• WORK REQUEST
Report back the lines in this listing that carry the string "Employee".
BEGIN LISTED ENTRIES
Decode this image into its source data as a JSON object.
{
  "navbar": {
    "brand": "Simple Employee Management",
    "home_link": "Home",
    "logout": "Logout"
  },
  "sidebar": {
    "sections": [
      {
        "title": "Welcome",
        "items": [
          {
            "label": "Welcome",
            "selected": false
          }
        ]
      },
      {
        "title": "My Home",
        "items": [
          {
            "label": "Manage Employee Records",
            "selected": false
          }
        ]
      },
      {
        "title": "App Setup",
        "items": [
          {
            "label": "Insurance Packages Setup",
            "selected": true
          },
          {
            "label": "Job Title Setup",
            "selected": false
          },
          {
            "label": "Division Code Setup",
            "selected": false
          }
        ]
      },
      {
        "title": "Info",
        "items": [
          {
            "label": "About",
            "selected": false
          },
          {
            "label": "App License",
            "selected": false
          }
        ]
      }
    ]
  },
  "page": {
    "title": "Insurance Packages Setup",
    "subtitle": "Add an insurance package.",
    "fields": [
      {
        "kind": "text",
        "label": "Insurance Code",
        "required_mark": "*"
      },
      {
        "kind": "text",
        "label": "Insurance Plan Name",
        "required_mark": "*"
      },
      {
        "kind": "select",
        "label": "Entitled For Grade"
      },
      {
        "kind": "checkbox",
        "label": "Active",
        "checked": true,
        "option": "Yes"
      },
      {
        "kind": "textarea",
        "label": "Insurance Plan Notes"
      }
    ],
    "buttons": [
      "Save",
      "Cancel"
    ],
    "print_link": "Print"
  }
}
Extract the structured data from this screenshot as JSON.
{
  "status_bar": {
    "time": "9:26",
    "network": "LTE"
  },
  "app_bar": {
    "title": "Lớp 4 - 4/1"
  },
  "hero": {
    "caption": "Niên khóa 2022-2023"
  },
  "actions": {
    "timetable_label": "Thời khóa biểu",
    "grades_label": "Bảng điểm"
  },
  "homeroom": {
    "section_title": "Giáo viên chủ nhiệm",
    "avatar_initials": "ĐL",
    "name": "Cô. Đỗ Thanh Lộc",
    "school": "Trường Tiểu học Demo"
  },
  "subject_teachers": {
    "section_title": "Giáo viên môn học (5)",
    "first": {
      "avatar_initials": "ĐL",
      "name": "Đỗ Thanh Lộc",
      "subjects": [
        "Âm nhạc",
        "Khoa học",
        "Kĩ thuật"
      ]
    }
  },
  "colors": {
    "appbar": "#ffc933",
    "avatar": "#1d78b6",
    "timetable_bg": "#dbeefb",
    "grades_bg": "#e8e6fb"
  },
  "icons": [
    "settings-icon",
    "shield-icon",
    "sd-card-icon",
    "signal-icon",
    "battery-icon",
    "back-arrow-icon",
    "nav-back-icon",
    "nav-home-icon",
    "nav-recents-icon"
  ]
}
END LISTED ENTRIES
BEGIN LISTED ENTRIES
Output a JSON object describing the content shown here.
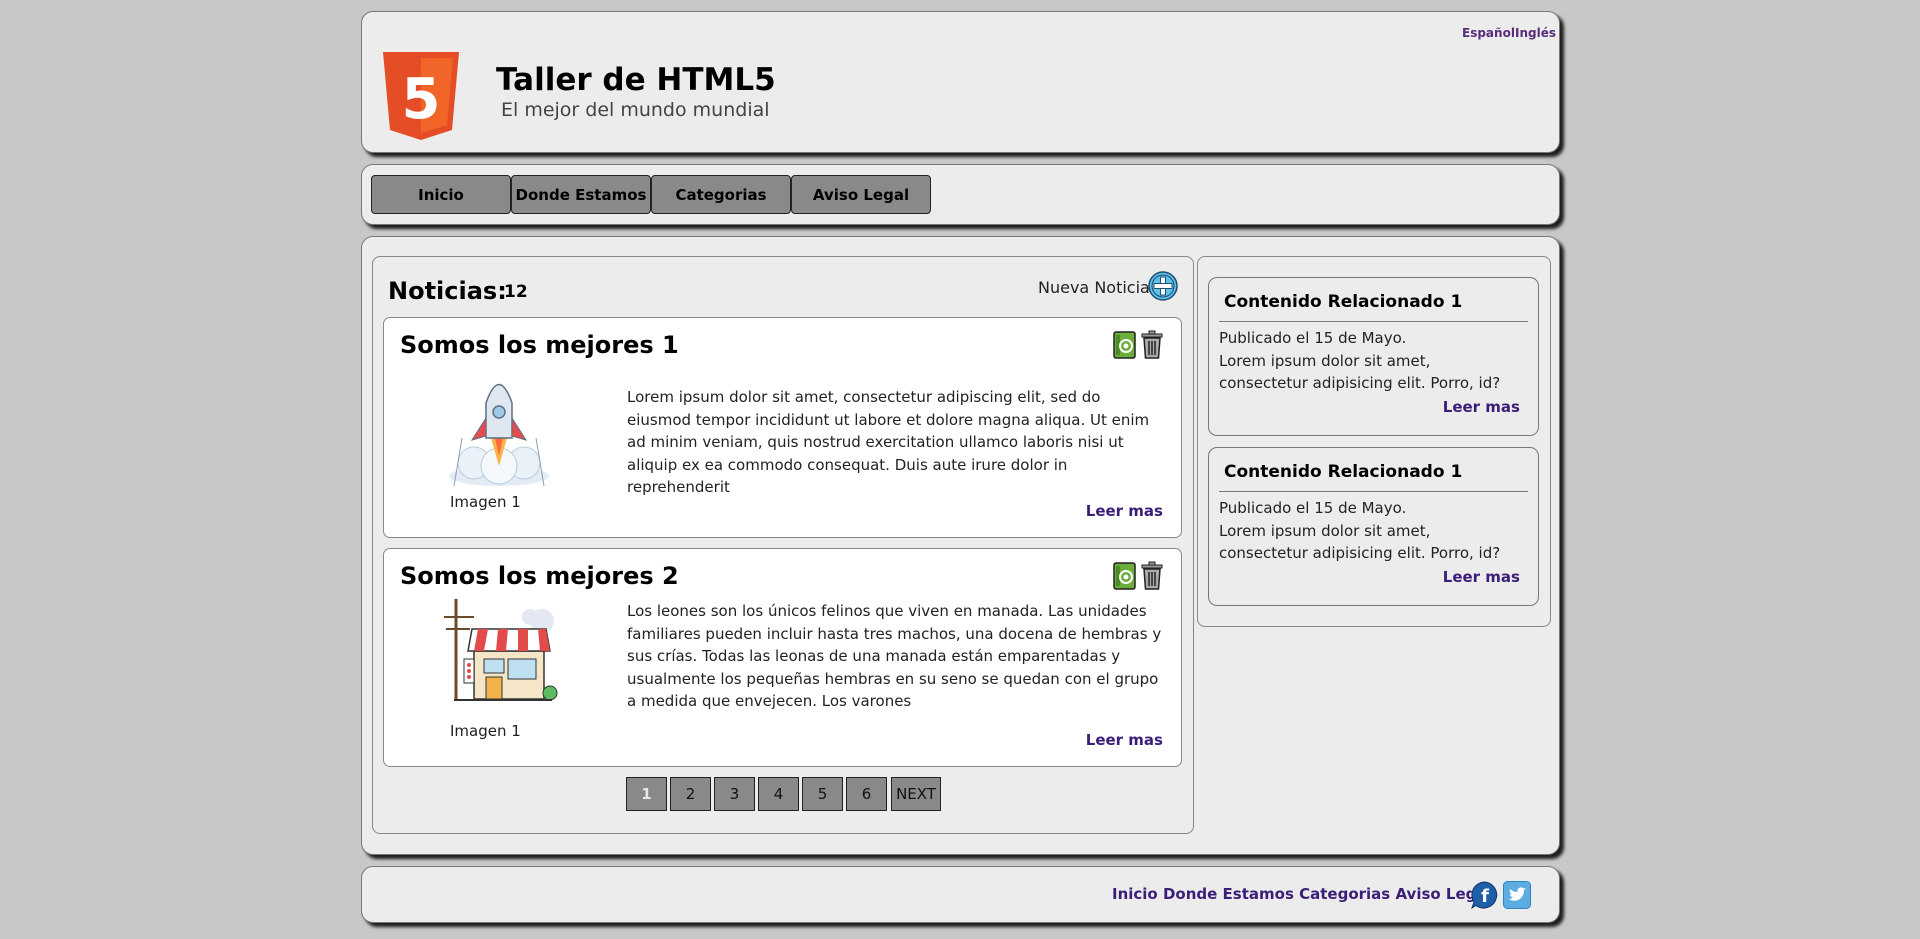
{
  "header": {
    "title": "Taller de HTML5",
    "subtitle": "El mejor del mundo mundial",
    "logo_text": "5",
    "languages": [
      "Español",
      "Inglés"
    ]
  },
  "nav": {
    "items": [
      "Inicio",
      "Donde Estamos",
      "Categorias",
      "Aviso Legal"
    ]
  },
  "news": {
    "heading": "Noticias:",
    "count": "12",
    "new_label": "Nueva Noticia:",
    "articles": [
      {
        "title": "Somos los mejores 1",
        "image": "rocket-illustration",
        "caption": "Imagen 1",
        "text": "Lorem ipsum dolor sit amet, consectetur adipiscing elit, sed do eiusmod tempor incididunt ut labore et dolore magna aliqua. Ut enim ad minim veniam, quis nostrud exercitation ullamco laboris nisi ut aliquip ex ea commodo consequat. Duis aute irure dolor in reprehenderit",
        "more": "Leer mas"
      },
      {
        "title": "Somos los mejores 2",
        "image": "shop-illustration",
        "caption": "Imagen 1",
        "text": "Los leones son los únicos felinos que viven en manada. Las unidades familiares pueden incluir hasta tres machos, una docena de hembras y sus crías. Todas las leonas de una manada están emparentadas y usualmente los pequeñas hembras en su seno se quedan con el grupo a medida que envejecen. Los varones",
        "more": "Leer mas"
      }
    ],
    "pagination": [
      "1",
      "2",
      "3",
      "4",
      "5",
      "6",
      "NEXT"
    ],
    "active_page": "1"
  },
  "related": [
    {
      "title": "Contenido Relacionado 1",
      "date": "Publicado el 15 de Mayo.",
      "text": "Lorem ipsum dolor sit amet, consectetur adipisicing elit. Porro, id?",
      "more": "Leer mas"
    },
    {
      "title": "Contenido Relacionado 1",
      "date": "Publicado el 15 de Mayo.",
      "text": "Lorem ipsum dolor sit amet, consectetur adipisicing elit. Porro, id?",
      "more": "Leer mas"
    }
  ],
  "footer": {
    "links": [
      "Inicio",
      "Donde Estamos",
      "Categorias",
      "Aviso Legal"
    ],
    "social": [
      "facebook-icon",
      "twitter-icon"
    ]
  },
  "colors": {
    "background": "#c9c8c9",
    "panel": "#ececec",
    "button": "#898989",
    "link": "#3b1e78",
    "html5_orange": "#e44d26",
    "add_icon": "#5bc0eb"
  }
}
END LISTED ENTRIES
• RESULT
    "brand": "Simple Employee Management",
            "label": "Manage Employee Records",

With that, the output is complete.